The H-1B visa program, which offers 85,000 visas each year to foreign skilled or specialty workers, is undergoing some changes. The program, which grants certain employers access to foreign labor when the necessary skills are not available within the U.S. workforce, is facing three major changes initiated by the executive branch to clamp down on perceived abuses.
On March 31, the U.S. Customs and Immigration Services (USCIS) announced that computer programmers, typically considered the lowest qualifying position for the H-1B program, would have to demonstrate that they've attained at least a bachelor's degree in their field; associate's degrees would no longer be considered acceptable.
As a follow-up to this change, the USCIS announced on April 3 that "H-1B dependent employers" (companies with a workforce composition of at least 15 percent H-1B visa holders) would be subject to more stringent screenings to ensure compliance with the law. [See Related Story: H-1B Visas: How to Apply and Utilize Visas for Skilled Foreign Labor]
"This identifies heavy users of H-1B visas," Dick Burke, CEO of Envoy Global, told Business News Daily. "What (USCIS) is saying is, 'When we make site visits for compliance, we are going to focus on H-1B dependent companies or those with a high percentage of workers working off site … in a consulting capacity.'"
Then, on April 4,, the U.S. Department of Labor (DOL) jumped into the game with an announcement that it would step up enforcement actions against companies that violated the law, particularly with respect to displacing American workers.
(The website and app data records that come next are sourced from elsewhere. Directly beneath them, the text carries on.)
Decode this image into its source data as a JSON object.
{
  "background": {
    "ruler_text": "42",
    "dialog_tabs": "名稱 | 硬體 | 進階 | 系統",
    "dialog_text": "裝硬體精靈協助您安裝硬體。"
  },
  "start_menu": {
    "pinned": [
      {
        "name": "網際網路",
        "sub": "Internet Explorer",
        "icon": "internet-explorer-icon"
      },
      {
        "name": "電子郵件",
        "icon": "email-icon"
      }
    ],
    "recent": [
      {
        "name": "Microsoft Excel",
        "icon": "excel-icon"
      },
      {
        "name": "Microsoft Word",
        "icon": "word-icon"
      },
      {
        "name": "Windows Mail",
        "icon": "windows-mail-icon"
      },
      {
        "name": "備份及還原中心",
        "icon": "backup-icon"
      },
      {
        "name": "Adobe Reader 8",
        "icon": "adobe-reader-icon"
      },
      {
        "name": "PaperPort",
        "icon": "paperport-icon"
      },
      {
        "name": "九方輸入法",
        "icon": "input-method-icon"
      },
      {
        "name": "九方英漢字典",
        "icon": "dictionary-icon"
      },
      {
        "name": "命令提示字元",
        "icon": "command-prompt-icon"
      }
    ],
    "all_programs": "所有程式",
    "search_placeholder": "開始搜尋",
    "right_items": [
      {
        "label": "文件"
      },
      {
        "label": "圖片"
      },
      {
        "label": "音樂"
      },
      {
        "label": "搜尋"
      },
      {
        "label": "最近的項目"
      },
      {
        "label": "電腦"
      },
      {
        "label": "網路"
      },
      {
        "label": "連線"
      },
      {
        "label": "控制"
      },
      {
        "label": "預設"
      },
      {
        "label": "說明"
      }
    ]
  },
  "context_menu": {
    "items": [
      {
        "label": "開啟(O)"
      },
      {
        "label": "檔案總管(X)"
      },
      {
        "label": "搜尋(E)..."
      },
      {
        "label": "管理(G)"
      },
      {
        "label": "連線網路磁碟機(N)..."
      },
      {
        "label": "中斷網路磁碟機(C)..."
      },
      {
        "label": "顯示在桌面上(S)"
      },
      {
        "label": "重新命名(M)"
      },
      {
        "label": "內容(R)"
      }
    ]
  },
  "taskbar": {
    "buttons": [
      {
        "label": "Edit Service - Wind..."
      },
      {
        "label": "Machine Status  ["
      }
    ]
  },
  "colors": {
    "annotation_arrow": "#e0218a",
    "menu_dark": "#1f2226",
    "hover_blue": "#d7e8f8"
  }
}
"The H-1B visa program authorizes the temporary employment of qualified individuals who are not otherwise authorized to work in the U.S," a U.S. DOL statement reads. "In recent years, some employers have used the H-1B program to hire foreign workers despite American workers being qualified and available for work, or even to replace American workers."
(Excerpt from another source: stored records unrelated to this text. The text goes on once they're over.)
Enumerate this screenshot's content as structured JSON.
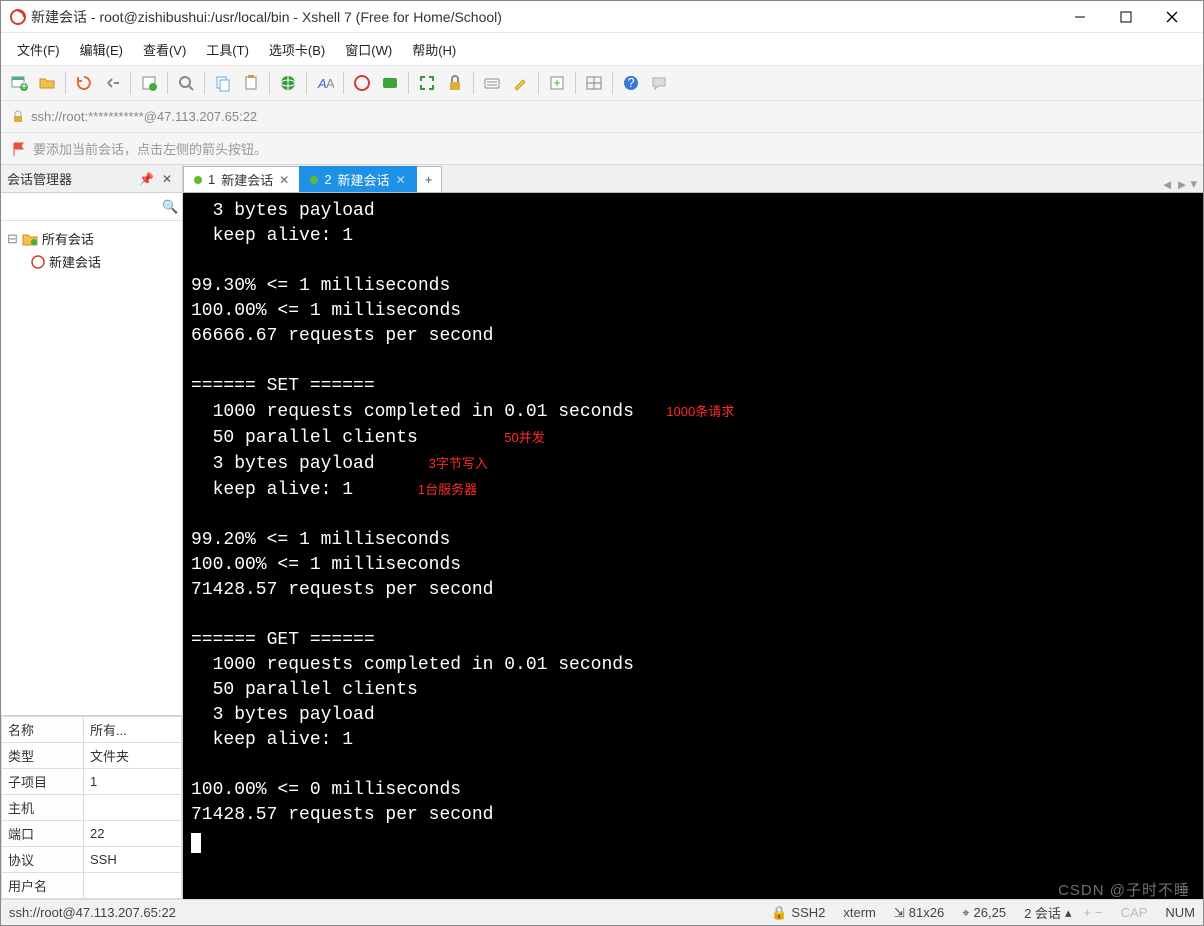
{
  "window": {
    "title": "新建会话 - root@zishibushui:/usr/local/bin - Xshell 7 (Free for Home/School)"
  },
  "menu": {
    "file": "文件(F)",
    "edit": "编辑(E)",
    "view": "查看(V)",
    "tools": "工具(T)",
    "tabs": "选项卡(B)",
    "window": "窗口(W)",
    "help": "帮助(H)"
  },
  "address": {
    "url": "ssh://root:***********@47.113.207.65:22"
  },
  "hint": {
    "text": "要添加当前会话，点击左侧的箭头按钮。"
  },
  "sidebar": {
    "title": "会话管理器",
    "search_placeholder": "",
    "tree": {
      "root": "所有会话",
      "child": "新建会话"
    },
    "props": {
      "name_label": "名称",
      "name_value": "所有...",
      "type_label": "类型",
      "type_value": "文件夹",
      "subitems_label": "子项目",
      "subitems_value": "1",
      "host_label": "主机",
      "host_value": "",
      "port_label": "端口",
      "port_value": "22",
      "protocol_label": "协议",
      "protocol_value": "SSH",
      "user_label": "用户名",
      "user_value": ""
    }
  },
  "tabs": {
    "t1": {
      "num": "1",
      "label": "新建会话",
      "dotcolor": "#5dbb2f"
    },
    "t2": {
      "num": "2",
      "label": "新建会话",
      "dotcolor": "#5dbb2f"
    }
  },
  "terminal": {
    "lines": [
      "  3 bytes payload",
      "  keep alive: 1",
      "",
      "99.30% <= 1 milliseconds",
      "100.00% <= 1 milliseconds",
      "66666.67 requests per second",
      "",
      "====== SET ======"
    ],
    "set_req": "  1000 requests completed in 0.01 seconds",
    "anno_req": "1000条请求",
    "set_clients": "  50 parallel clients",
    "anno_clients": "50并发",
    "set_bytes": "  3 bytes payload",
    "anno_bytes": "3字节写入",
    "set_keep": "  keep alive: 1",
    "anno_server": "1台服务器",
    "after_set": [
      "",
      "99.20% <= 1 milliseconds",
      "100.00% <= 1 milliseconds",
      "71428.57 requests per second",
      "",
      "====== GET ======",
      "  1000 requests completed in 0.01 seconds",
      "  50 parallel clients",
      "  3 bytes payload",
      "  keep alive: 1",
      "",
      "100.00% <= 0 milliseconds",
      "71428.57 requests per second"
    ]
  },
  "status": {
    "conn": "ssh://root@47.113.207.65:22",
    "proto": "SSH2",
    "term": "xterm",
    "size": "81x26",
    "cursor": "26,25",
    "sessions": "2 会话",
    "caps": "CAP",
    "num": "NUM"
  },
  "watermark": "CSDN @子时不睡"
}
According to Burke, these three measures taken together are targeting what is known as the "infotech industry," in which companies employ large numbers of IT workers from abroad – most commonly from India – as consultants, which then support IT operations for other companies.
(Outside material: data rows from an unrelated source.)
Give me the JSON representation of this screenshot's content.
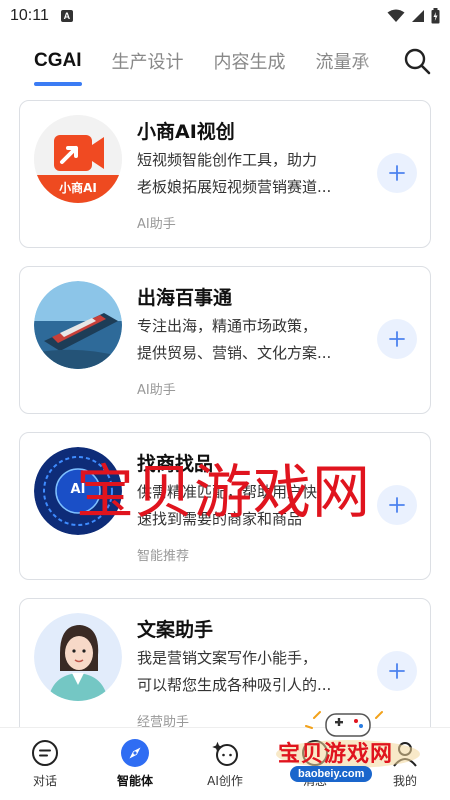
{
  "status_bar": {
    "time": "10:11",
    "notification_glyph": "A"
  },
  "top_tabs": {
    "tabs": [
      {
        "label": "CGAI",
        "active": true
      },
      {
        "label": "生产设计",
        "active": false
      },
      {
        "label": "内容生成",
        "active": false
      },
      {
        "label": "流量承",
        "active": false
      }
    ],
    "accent_color": "#3b7cf4"
  },
  "cards": [
    {
      "title": "小商AI视创",
      "desc_line1": "短视频智能创作工具，助力",
      "desc_line2": "老板娘拓展短视频营销赛道...",
      "tag": "AI助手",
      "avatar_badge": "小商AI",
      "avatar": "video-camera-logo"
    },
    {
      "title": "出海百事通",
      "desc_line1": "专注出海，精通市场政策，",
      "desc_line2": "提供贸易、营销、文化方案...",
      "tag": "AI助手",
      "avatar": "cargo-ship-photo"
    },
    {
      "title": "找商找品",
      "desc_line1": "供需精准匹配，帮助用户快",
      "desc_line2": "速找到需要的商家和商品",
      "tag": "智能推荐",
      "avatar_badge": "AI",
      "avatar": "ai-chip-logo"
    },
    {
      "title": "文案助手",
      "desc_line1": "我是营销文案写作小能手，",
      "desc_line2": "可以帮您生成各种吸引人的...",
      "tag": "经营助手",
      "avatar": "woman-assistant-illustration"
    }
  ],
  "watermark": {
    "text": "宝贝游戏网",
    "logo_text": "宝贝游戏网",
    "logo_url": "baobeiy.com"
  },
  "bottom_nav": {
    "items": [
      {
        "label": "对话",
        "icon": "chat-icon",
        "active": false
      },
      {
        "label": "智能体",
        "icon": "compass-icon",
        "active": true
      },
      {
        "label": "AI创作",
        "icon": "ai-create-icon",
        "active": false
      },
      {
        "label": "消息",
        "icon": "message-icon",
        "active": false
      },
      {
        "label": "我的",
        "icon": "profile-icon",
        "active": false
      }
    ]
  }
}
"There are instances where displacement does occur," Burke said. "And it's undebatable that infotech gets a large percentage of the H-1B visas. However, the problem is that (discussions of displacement) drowns out the bigger problem, which is a skills shortage in U.S. STEM jobs."
On April 7, just five days after this year's H-1B lottery opened, the number of applicants had already exceeded the limit. This has become the norm in recent years, with USCIS receiving almost three times as many applications as the limit in 2016.
"Many employers have retracted from sponsoring prospective H-1B employees because the uncertainty makes it cost-prohibitive for companies to invest time and money in an employee who may not be able to work for them after all," said Renata Castro, an immigration attorney at the Castro Legal Group.
Calls for reform to address access, not abuse
While the current changes by the executive branch are focused on tamping down abuses, proponents of expanding access to skilled foreign labor suggest additional measures.
"H-1B reform is long overdue, and U.S. companies have a vested interest in demanding a fairer application process so that the U.S. continues to attract the best and brightest from all over the world, therefore placing the U.S. at the leading edge of innovation," Castro said. [See Related Story: H-1B Visas: How to Apply and Utilize Visas for Foreign Skilled Labor]
Lifting the limit is one such sought-after reform. The H-1B program's highest cap historically was 195,000, as opposed to today's 85,000. Another reform sought by H-1B employers is an increase in the minimum salary, currently $60,000, that must be offered to a visa holder. Proponents of this measure say it would reduce abuse and reallocate visas toward companies that already act in compliance with the spirit of the law.
Several bills in Congress include variations of these measures, like Sen. Orrin Hatch's (R-UT) Immigration Innovation Act proposal, which would raise the limit, and the Protect and Grow American Jobs Act introduced by Rep. Darrell Issa (R-CA), which would bring the minimum salary for an H-1B visa holder up to $100,000. Another measure, the High-Skilled Integrity and Fairness Act of 2017 introduced by Rep. Zoe Lofgren (D-CA), would bring the minimum salary up to $130,000.
Each of these measures would require congressional approval, as they involve the expenditure of additional funds on the program that the executive branch could not unilaterally require, Burke said. While abuse tends to dominate the conversation, he added, it's important to remember the risks of tightening the program to the point of gutting it entirely.
"At U.S. universities right now, there are probably 900,000 international students," Burke said. "(Why) educate the best and brightest … and then just give them a 6 percent chance to live and work here when they graduate? If they stay, they pay taxes, contribute to economic growth and so on, and yet they're given a less than 10 percent chance to win the (visa) lottery."